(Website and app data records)
________________________

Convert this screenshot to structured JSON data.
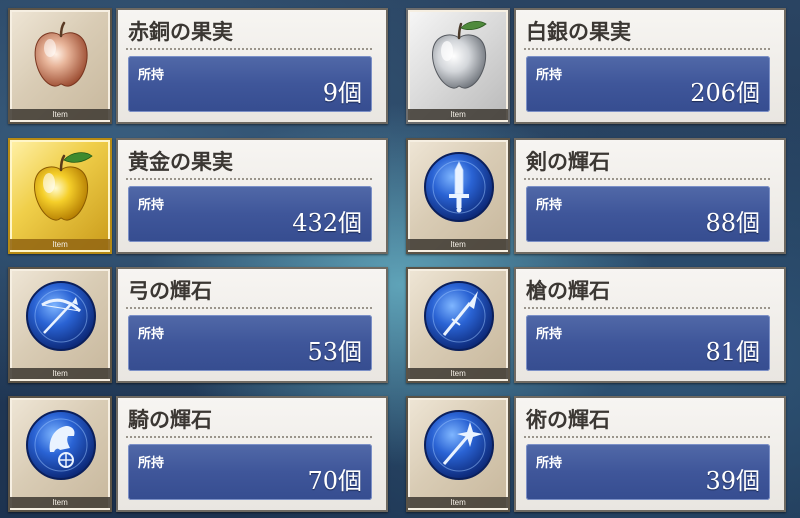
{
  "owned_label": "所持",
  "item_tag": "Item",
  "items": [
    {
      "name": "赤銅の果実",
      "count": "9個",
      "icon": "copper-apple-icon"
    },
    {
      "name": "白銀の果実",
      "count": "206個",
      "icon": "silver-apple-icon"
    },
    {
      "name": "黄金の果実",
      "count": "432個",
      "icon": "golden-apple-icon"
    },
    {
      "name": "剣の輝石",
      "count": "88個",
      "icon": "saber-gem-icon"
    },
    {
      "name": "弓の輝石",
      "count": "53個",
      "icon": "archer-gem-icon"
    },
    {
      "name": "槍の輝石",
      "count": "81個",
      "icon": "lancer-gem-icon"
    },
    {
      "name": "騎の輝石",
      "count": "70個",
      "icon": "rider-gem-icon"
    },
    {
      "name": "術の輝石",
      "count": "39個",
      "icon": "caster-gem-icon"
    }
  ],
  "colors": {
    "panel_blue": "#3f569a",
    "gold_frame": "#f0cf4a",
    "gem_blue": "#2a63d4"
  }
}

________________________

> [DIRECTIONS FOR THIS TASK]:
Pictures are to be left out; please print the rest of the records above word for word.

> [SOLUTION]:
Convert this screenshot to structured JSON data.
{
  "owned_label": "所持",
  "item_tag": "Item",
  "items": [
    {
      "name": "赤銅の果実",
      "count": "9個",
      "icon": "copper-apple-icon"
    },
    {
      "name": "白銀の果実",
      "count": "206個",
      "icon": "silver-apple-icon"
    },
    {
      "name": "黄金の果実",
      "count": "432個",
      "icon": "golden-apple-icon"
    },
    {
      "name": "剣の輝石",
      "count": "88個",
      "icon": "saber-gem-icon"
    },
    {
      "name": "弓の輝石",
      "count": "53個",
      "icon": "archer-gem-icon"
    },
    {
      "name": "槍の輝石",
      "count": "81個",
      "icon": "lancer-gem-icon"
    },
    {
      "name": "騎の輝石",
      "count": "70個",
      "icon": "rider-gem-icon"
    },
    {
      "name": "術の輝石",
      "count": "39個",
      "icon": "caster-gem-icon"
    }
  ],
  "colors": {
    "panel_blue": "#3f569a",
    "gold_frame": "#f0cf4a",
    "gem_blue": "#2a63d4"
  }
}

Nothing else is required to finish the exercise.